My good fellas, our dear customers! You are deeply mistaken if you think you will be given something for free or your information will not be published.” This statement reaffirms their commitment to their extortion practices and serves as a reminder of their capabilities and intent to continue their operations.
Although their names are not mentioned in Europol’s operation, the reason for making this statement seems to be that they use other groups’ ransom and exfiltration attacks for their interests and extort through leaked data.
The Snatch group emphasizes that even if they cease procedures for any reason, all information in their database will be automatically released, affecting all listed companies. This could involve publication on their website or specialized forums on the web or Tor, posing a persistent threat to numerous entities.
Despite numerous indicators suggesting otherwise, their denial of affiliations with the 2019 Snatch Ransomware is intriguing. This denial appears to stem from their intention to forge a new paradigm, potentially establishing a RaaS group as an overarching entity or a foundation for all extortion. So, although it has not been named yet, it seems that it will appear as a different concept in the future. Because of the complexity of this situation, it is not feasible to attribute a particular malware or ransomware to the group or maybe even categorize it as a ransomware group.
In closing, the activities and strategies of Snatch underscore the urgent need for robust, coordinated, and proactive cybersecurity defenses among organizations and nations alike. The evolving threat landscape, marked by the persistent and innovative tactics of groups like Snatch, demands a vigilant and adaptive system to cybersecurity, ensuring that defenses evolve in parallel with emerging threats and that insights from analyzing Snatch’s operations act as a catalyst for enhancing cybersecurity frameworks and collaborations.
Security recommendations against Snatch Ransomware
- Maintain Offline Backups: Ensure that you have offline backups of your critical data to prevent disruptions and data loss.
- Implement MFA: Enable and enforce phishing-resistant multi factor authentication MFA to add an additional layer of security.
- Monitor RDP Usage: Conduct network audits to identify systems using RDP, close unused RDP ports, log RDP login attempts, and implement account lockouts after a certain number of failed attempts.
- Educate Employees: Ensure that your team is aware of the risks of phishing emails and knows how to identify and report them.
- Update and Patch Systems: Regularly update and patch systems to protect against known vulnerabilities that could be exploited by ransomware.
- Network Segmentation: Implement network segmentation to limit lateral movement within the network in case of a breach.
- Implement a Security Framework: Adopt a security framework that aligns with your organization’s needs and ensures that all aspects of your cybersecurity posture are addressed.
- Incident Response Plan: Develop and regularly update an incident response plan to ensure that your organization can respond effectively to a ransomware attack.
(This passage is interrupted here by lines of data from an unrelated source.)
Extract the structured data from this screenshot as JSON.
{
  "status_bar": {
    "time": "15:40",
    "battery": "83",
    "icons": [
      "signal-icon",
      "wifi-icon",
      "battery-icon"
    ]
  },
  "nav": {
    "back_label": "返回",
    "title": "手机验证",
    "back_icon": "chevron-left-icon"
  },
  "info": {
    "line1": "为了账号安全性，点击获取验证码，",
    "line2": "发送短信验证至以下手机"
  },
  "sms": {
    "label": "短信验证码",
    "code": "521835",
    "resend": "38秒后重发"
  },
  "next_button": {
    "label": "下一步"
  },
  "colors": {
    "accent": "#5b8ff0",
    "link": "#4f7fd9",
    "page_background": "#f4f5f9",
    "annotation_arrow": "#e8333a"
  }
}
MITRE ATT&CK TTPs of Snatch Ransomware
Gather Victim Network Information
Acquire Infrastructure: Virtual Private Server
External Remote Services
Command and Scripting Interpreter: Windows Command Shell
System Services: Service Execution
Valid Accounts: Domain Accounts
Indicator Removal: File Deletion
Impair Defenses: Disable or Modify Tools
Impair Defenses: Safe Mode Boot
Brute Force: Password Guessing
Remote Services: Remote Desktop Protocol
Data from Local System
Command and Control
Application Layer Protocols: Web Protocols
Data Encrypted for Impact
Inhibit System Recovery
Further details, recommendations, and an extensive list of the Indicators of Compromise (IoCs), are available on the official advisory on CISA.
Indicators of Compromise for Snatch Ransomware
Below are the Indicators of Compromise (IoCs) obtained from the SOCRadar XTI Platform, which could be added upon the IoCs by CISA.